• Task goal
Only lines holding "this" are needed; copy each of them from the data below.

Items listed in a dataset:

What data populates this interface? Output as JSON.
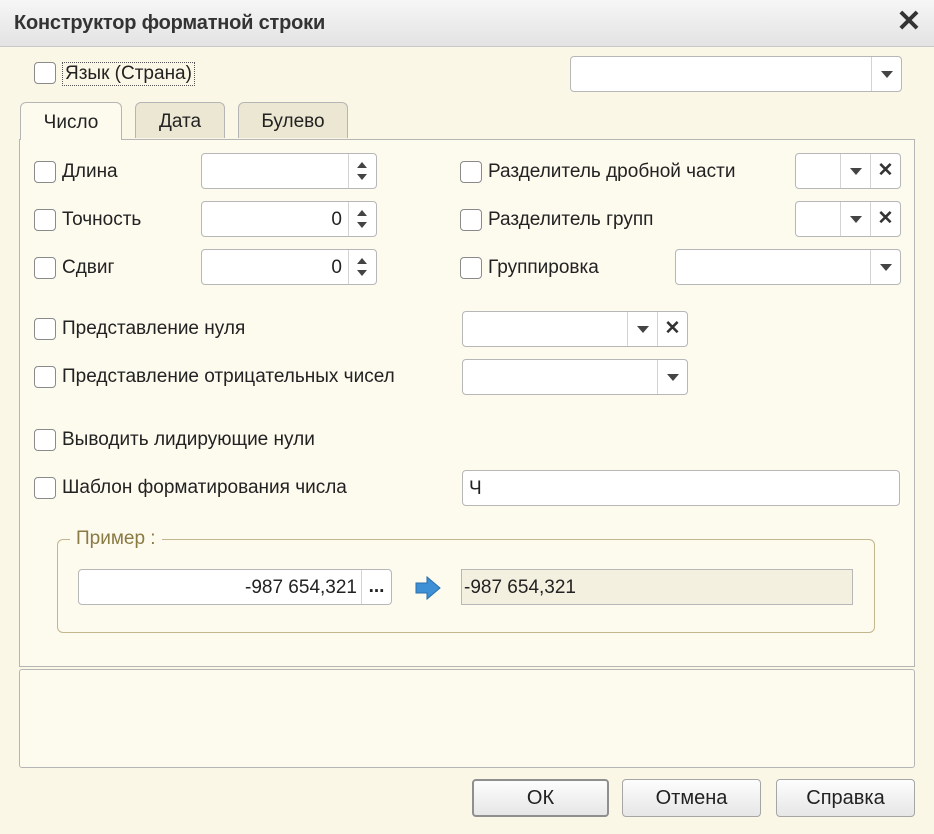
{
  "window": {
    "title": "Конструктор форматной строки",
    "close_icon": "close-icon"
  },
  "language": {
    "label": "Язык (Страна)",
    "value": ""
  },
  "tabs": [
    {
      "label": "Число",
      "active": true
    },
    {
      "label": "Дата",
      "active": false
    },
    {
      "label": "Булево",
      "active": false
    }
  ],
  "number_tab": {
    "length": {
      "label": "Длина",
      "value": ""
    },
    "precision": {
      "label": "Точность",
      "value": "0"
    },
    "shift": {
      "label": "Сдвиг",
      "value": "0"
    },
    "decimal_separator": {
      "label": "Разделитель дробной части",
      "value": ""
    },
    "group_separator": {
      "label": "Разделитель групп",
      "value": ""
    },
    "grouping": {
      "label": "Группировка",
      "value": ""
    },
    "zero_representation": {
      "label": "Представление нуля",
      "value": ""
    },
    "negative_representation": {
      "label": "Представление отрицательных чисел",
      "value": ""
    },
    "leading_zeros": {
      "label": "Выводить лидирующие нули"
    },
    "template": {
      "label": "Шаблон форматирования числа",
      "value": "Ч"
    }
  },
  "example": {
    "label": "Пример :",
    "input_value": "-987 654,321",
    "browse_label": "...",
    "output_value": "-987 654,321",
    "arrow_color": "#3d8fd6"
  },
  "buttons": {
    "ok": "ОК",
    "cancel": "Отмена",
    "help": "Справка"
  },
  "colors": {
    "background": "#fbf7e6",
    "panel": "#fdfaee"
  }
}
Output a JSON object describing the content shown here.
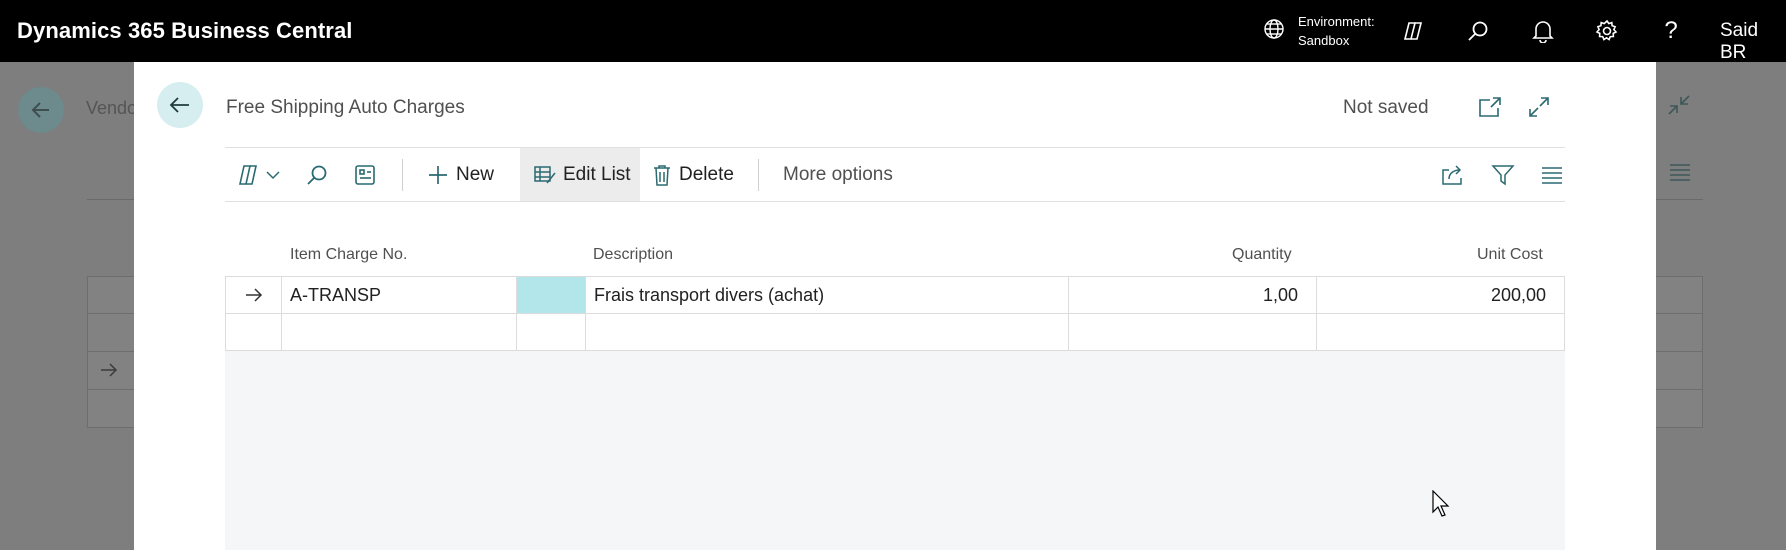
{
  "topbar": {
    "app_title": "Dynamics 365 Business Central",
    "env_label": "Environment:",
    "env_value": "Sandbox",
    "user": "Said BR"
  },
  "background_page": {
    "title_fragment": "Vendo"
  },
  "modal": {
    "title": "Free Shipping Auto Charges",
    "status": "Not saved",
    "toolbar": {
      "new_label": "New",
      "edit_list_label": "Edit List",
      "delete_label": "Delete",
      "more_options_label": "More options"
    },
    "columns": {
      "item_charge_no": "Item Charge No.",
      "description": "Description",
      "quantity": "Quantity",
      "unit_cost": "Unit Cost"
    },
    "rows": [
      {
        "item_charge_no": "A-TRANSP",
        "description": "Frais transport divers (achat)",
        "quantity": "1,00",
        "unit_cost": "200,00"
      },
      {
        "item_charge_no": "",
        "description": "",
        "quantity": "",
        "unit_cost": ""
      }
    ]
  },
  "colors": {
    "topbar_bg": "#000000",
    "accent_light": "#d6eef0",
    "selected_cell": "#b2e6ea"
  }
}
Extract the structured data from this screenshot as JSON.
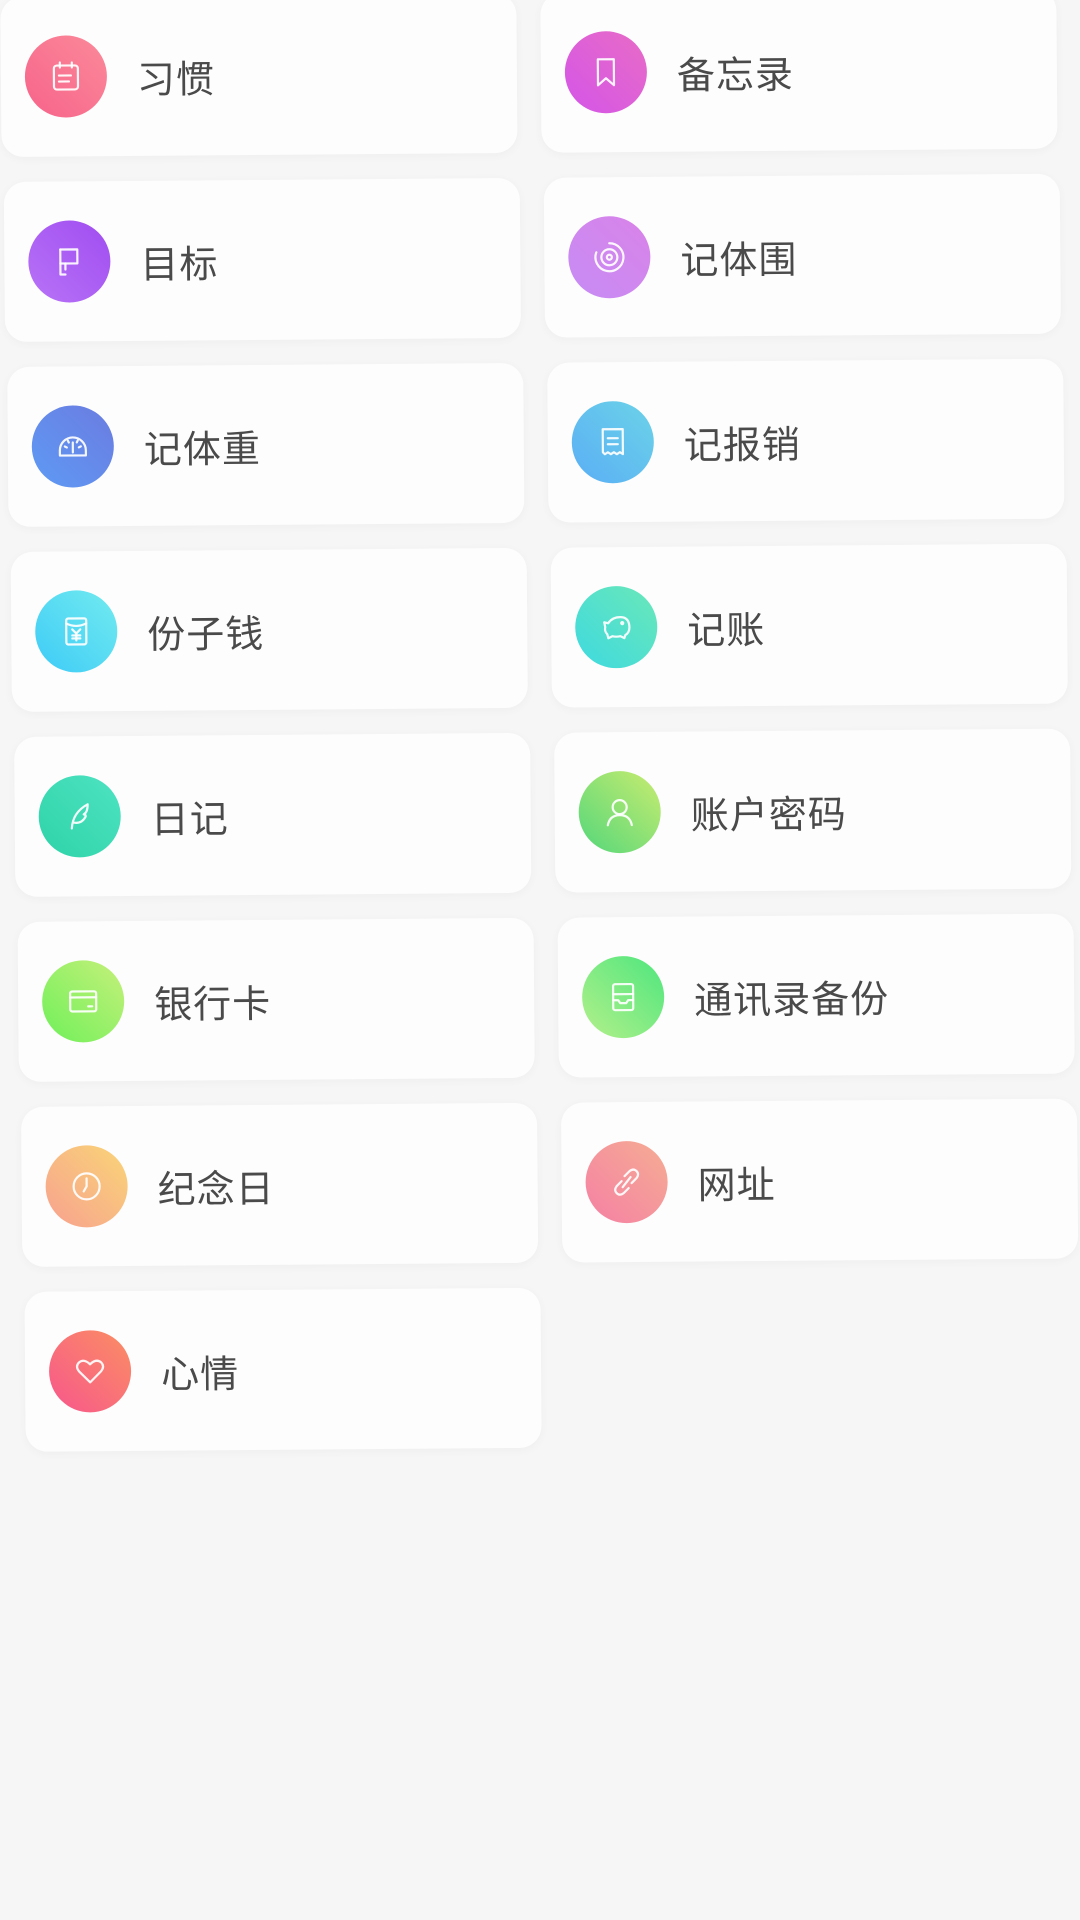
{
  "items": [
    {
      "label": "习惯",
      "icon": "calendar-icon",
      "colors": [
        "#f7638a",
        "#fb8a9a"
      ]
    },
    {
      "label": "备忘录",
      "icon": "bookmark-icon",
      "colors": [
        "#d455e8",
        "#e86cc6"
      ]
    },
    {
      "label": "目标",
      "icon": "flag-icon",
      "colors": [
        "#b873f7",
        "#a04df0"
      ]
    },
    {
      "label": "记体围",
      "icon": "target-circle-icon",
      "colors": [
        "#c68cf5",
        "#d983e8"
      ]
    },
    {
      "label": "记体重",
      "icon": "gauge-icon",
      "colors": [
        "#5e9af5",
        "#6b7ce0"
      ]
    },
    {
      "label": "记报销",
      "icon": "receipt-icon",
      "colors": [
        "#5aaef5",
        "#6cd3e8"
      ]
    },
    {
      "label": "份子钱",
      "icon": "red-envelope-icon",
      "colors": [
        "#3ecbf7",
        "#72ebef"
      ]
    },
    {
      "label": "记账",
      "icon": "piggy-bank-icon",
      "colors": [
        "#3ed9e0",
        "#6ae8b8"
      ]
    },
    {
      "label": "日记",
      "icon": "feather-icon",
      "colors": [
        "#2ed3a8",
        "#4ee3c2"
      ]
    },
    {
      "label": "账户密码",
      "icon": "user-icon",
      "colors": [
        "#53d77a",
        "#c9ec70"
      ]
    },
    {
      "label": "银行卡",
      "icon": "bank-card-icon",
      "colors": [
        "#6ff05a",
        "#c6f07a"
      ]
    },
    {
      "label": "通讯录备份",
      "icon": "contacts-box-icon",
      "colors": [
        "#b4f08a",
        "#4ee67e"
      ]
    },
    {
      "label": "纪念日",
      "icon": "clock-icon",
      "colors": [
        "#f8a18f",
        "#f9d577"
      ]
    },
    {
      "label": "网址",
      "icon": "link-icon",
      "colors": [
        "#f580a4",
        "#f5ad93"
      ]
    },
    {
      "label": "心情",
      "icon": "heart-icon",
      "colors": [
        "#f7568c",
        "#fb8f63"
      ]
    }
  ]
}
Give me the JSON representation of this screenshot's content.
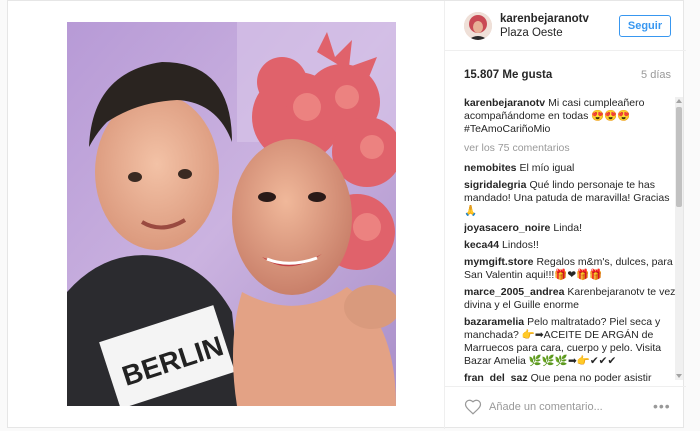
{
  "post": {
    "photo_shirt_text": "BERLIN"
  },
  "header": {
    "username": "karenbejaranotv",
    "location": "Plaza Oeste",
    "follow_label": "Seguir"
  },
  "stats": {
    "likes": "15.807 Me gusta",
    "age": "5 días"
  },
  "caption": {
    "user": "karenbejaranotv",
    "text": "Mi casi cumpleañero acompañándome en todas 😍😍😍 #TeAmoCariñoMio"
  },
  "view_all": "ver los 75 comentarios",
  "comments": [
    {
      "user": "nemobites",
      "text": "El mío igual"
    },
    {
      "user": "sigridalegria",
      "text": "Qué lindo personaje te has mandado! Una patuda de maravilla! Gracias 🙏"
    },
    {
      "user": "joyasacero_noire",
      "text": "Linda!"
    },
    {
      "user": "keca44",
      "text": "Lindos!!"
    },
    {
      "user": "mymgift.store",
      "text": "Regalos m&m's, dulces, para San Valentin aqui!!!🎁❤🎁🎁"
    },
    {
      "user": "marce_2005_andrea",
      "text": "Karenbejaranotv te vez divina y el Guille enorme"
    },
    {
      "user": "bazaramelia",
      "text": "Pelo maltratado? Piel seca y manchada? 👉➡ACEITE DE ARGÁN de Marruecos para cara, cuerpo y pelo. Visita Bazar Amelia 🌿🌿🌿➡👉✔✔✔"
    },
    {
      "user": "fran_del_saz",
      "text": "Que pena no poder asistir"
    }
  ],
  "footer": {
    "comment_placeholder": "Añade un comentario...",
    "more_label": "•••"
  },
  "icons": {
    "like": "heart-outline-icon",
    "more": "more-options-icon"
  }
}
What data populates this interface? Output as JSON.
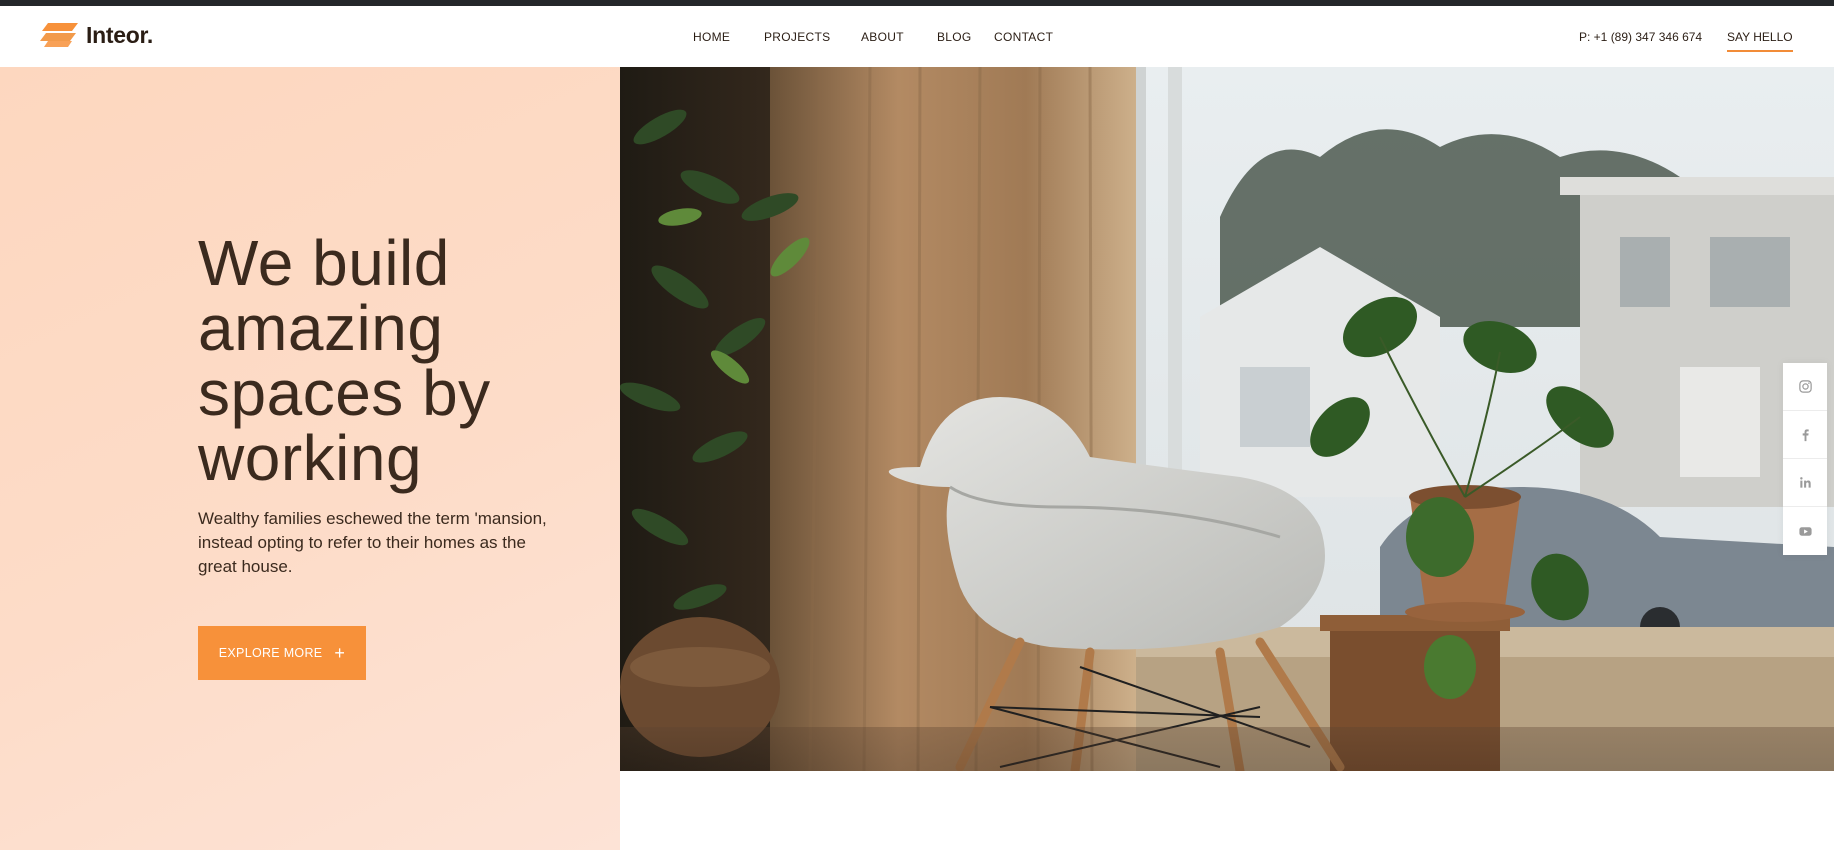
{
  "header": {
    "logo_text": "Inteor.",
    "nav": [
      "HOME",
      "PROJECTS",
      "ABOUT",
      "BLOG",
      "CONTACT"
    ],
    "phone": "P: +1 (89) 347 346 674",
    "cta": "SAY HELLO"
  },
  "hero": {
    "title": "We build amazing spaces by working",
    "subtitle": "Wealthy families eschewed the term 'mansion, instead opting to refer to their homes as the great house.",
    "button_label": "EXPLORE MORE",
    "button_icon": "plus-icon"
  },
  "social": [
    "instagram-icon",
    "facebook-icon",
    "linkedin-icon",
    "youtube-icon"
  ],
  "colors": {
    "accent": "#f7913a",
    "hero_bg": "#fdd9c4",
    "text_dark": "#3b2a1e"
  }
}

• Final answer
What data populates this interface? Output as JSON.
Extract the structured data from this screenshot as JSON.
Give me the JSON representation of this screenshot's content.
What data populates this interface? Output as JSON.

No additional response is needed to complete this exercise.